Dr. Sara Finley, assistant professor of psychology at Waldorf College, presented two research projects at the 35th annual meeting of the Cognitive Science Society in Berlin, Germany this summer.

For the talk titled “Rapid Learning of Morphological Paradigms,” Dr. Finley and Elizabeth Wiemers, an undergraduate student from Elmhurst College in Elmhurst, Ill., shared their research of how people learn word endings that signify gender and number.

Dr. Finley also presented a poster entitled, “The Effect of Non-Linguistic Patterns on Linguistic Biases,” which showed that language could be affected by what people see. In her research, she discovered that watching a visual pattern could change a person’s judgment of new words, as people can make comparisons between language and vision.

In addition to meeting with colleagues and other professionals in her field at the conference, Dr. Finley learned about new techniques for adapting traditional research to online learning. “I spoke with another professor who was working to get experiments online so that online students could participate,” explained Dr. Finley. “It got me thinking of the many ways I can extend my research program at Waldorf.”

To be accepted for presentation at the conference, members of the Cognitive Science Society submit research papers for review by other members. According to Dr. Finley, roughly a quarter of the submitted papers were accepted as talks, with less than half selected for poster presentations. More than 1000 professionals attended the conference.
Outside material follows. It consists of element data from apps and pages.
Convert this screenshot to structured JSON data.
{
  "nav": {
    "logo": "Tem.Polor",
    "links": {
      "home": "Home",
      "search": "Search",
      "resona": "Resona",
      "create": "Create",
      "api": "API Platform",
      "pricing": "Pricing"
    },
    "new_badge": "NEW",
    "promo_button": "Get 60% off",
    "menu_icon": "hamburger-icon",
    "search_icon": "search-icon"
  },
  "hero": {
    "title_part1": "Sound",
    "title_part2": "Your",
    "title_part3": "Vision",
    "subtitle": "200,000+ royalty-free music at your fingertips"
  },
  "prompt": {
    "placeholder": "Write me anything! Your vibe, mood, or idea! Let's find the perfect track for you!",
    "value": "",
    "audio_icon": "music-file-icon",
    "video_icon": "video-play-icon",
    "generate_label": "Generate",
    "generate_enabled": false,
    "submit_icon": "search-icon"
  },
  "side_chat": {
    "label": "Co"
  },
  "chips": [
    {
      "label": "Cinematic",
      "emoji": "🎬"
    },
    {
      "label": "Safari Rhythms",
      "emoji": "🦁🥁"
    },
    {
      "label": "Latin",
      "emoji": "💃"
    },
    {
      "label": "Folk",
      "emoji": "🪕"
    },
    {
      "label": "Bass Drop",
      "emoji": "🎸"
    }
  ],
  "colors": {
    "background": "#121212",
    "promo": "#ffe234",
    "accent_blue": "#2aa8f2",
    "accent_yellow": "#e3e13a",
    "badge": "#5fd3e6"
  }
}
Cognitive science – the study of the mind and its processes – blends ideas from psychology, linguistics, philosophy, computer science, and education to understand how human knowledge is acquired, processed, and applied.

Dr. Finley became interested in the field as an undergraduate at the University of California in Santa Cruz. “What my linguistic professors were telling me about how languages are learned was different from what my psychology professors were telling me,” she said, “so I became interested in how the two fields intersected.”

The 2013-14 academic year marks Dr. Finley’s second year at Waldorf College, where she teaches cognitive psychology courses and advanced research methods.